Fireball Whisky Recalled in Europe

Fireball Whisky recalled in Finland, Sweden and Norway for containing too much propylene glycol, an ingredient used in antifreeze

/ Author:  / Reviewed by: Joseph V. Madia, MD Beth Bolt, RPh

(RxWiki News) After an accidental shipment of an American version of Fireball Whisky to Europe, three countries have recalled the product due to an ingredient in the whiskey also found in antifreeze. But Fireball says the chemical is safe for consumption.

In fact, so does the US Food and Drug Administration (FDA) — at least in moderation. The FDA considers propylene glycol, the ingredient in question, generally safe, according to a press release from Fireball.

The problem comes from differences in what different countries think is safe, Fireball says. The formula Fireball accidentally shipped to Finland, Sweden and Norway is approved for sale in the US, but not in those countries.

Because the formula being recalled in Europe is approved for sale in the US, a recall of Fireball Whisky in the US is not likely.

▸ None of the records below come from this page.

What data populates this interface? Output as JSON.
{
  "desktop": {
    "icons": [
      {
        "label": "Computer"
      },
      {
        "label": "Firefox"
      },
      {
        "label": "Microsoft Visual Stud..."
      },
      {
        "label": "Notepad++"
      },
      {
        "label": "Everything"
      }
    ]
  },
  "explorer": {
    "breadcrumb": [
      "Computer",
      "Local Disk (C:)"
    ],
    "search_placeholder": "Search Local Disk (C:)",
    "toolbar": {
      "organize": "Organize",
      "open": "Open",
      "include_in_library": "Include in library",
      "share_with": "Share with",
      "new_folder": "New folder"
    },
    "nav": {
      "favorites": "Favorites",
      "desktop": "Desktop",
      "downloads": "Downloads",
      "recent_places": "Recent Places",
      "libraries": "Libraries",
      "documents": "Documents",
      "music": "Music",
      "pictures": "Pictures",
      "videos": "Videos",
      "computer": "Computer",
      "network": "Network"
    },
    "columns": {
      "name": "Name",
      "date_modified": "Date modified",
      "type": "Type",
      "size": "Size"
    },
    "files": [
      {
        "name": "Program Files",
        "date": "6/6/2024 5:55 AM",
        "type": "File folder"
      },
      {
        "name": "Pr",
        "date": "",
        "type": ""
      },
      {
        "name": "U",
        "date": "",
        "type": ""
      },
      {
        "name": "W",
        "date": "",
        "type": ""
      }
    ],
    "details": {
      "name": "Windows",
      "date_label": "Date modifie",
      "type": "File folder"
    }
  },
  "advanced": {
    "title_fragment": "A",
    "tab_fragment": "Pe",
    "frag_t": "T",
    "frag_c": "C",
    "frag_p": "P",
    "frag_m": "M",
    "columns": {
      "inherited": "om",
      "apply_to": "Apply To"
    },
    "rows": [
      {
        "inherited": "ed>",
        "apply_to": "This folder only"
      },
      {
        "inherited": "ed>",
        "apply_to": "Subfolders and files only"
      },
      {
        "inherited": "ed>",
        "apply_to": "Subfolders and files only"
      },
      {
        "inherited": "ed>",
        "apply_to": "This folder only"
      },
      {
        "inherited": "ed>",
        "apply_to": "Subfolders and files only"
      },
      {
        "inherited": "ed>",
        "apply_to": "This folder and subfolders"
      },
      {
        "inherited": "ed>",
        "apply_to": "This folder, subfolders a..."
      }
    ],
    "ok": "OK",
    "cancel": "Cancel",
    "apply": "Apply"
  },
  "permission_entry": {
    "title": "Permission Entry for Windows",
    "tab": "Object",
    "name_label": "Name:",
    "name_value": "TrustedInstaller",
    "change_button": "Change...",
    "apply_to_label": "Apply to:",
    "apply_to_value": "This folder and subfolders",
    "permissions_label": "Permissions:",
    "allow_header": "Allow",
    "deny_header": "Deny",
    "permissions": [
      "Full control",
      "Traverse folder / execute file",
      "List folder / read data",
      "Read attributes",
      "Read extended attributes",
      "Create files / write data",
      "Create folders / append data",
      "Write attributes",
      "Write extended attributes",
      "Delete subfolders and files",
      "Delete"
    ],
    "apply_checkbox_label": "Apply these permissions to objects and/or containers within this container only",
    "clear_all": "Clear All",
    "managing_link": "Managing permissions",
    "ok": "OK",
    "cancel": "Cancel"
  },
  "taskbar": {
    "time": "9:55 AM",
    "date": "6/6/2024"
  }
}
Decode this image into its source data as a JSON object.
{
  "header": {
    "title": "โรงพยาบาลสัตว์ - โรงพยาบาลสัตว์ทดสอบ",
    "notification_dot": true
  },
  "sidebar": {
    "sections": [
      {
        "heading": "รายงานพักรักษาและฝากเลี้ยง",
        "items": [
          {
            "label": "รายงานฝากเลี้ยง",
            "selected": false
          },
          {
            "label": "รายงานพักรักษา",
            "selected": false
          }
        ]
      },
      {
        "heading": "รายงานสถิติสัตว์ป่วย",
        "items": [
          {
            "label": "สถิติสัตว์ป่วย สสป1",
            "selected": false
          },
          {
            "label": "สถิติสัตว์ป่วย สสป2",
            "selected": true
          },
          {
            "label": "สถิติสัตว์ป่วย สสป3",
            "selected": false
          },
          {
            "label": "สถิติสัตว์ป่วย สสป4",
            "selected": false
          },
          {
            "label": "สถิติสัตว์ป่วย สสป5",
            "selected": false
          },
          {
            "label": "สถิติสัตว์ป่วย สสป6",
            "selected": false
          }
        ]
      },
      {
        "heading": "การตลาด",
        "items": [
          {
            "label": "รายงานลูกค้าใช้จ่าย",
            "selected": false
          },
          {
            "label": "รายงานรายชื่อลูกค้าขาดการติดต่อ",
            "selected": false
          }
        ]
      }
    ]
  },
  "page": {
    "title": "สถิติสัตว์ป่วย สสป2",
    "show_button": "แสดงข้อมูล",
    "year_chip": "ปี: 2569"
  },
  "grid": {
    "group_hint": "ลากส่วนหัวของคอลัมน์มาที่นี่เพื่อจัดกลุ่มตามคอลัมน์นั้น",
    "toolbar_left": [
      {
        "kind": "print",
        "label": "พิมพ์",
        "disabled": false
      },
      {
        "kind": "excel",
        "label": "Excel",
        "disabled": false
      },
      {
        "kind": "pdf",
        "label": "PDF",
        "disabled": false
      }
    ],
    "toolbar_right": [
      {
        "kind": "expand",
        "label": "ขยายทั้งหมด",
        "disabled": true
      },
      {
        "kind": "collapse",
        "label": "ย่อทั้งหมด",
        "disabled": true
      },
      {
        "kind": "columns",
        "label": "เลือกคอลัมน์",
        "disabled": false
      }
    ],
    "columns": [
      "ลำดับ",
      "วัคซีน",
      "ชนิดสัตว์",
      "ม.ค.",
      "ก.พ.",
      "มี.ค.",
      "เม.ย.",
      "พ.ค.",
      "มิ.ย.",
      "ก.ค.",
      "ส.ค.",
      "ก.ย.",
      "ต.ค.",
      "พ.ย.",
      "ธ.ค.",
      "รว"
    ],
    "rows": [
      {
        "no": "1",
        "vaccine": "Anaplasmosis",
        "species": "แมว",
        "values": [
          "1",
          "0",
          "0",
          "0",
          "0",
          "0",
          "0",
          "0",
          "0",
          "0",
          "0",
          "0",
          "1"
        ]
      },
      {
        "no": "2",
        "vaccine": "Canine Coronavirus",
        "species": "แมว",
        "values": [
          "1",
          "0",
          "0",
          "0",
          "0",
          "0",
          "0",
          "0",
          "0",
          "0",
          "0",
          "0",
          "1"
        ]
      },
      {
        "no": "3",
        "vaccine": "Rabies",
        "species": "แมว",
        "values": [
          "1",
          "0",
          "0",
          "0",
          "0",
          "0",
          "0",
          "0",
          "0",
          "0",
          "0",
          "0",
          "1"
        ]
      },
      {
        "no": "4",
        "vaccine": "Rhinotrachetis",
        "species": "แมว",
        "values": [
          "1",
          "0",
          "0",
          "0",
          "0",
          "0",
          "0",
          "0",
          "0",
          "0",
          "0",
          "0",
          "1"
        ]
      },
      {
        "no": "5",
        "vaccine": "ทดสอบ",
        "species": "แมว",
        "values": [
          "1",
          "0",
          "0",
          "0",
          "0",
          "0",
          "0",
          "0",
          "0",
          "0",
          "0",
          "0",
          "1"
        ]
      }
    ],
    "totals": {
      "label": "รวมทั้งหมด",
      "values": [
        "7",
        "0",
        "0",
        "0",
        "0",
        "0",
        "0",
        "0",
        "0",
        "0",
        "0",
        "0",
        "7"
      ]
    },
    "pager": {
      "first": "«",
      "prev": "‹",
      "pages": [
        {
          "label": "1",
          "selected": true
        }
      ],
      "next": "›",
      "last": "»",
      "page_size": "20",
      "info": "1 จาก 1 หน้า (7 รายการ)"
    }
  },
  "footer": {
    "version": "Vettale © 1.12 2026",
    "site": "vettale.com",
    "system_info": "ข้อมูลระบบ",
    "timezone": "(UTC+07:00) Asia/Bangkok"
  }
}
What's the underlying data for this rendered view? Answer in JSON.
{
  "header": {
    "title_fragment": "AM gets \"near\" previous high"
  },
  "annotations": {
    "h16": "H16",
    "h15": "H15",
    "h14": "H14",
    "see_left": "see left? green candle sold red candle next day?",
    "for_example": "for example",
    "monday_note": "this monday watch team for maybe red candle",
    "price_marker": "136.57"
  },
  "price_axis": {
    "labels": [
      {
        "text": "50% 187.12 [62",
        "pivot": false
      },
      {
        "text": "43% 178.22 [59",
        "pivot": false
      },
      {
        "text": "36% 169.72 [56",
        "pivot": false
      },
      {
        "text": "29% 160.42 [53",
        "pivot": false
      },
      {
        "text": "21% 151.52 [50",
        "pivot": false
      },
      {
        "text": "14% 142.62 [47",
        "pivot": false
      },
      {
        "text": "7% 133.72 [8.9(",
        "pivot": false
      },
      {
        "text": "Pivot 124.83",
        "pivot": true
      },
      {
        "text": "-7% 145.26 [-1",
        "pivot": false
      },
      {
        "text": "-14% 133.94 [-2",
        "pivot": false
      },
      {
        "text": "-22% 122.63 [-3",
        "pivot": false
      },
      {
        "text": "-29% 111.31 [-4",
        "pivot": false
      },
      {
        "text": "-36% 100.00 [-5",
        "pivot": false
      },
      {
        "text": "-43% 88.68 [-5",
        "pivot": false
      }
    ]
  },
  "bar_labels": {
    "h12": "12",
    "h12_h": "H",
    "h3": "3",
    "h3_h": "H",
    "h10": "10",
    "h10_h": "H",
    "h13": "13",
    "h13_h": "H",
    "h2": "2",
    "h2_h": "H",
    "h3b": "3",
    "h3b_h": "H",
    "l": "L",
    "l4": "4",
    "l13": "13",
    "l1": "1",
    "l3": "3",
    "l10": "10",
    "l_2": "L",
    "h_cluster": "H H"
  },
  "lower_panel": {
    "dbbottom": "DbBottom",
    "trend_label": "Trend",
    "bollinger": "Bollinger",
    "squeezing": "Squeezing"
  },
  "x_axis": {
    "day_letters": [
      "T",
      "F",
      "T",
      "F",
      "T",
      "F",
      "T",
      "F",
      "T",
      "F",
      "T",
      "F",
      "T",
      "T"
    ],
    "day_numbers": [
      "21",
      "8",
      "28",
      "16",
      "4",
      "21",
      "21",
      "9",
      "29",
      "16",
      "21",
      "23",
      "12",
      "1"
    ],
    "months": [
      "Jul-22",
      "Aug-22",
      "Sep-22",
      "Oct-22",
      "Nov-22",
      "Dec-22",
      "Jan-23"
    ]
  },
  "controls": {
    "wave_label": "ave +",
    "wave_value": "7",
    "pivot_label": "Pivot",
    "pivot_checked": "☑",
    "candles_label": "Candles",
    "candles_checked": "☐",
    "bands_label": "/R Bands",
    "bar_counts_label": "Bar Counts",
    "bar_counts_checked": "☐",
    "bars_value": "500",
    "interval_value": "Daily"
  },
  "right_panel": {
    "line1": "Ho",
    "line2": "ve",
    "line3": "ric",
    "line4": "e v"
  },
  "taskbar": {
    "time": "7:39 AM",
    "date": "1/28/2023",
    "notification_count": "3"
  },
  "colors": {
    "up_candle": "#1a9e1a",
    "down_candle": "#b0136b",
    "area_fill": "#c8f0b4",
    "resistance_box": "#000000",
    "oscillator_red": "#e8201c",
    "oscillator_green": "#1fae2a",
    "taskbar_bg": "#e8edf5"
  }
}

Business Insider reports that Fireball has three recipes for its whiskey that contain varying levels of propylene glycol — those recipes meet the varying rules of different countries. Propylene glycol is a common sweetener found in sodas, foods and alcoholic drinks — and also antifreeze, a chemical used in car radiators.

The fact that propylene glycol is found in antifreeze sparked Internet buzz after the recall was announced. But Fireball argues that the chemical is "perfectly safe" for consumption.

"The ingredient is 'generally recognized as safe' ... by the [FDA] up to 50 grams per [kilogram]," according to a Fireball press release. "In Canada, its use is limited to 'good manufacturing practice' with no defined numerical limit. It is used in the Fireball flavor in very small quantities, less than 1/8th the amount allowed by US FDA regulations."

But state regulations about propylene glycol are more strict in Finland, Sweden and Norway, which is why the formula for Fireball to be sent to those countries contains even less of it. When those countries received the North American Fireball formula, they asked Fireball to recall it.

Review Date: 
October 29, 2014
Last Updated:
March 10, 2015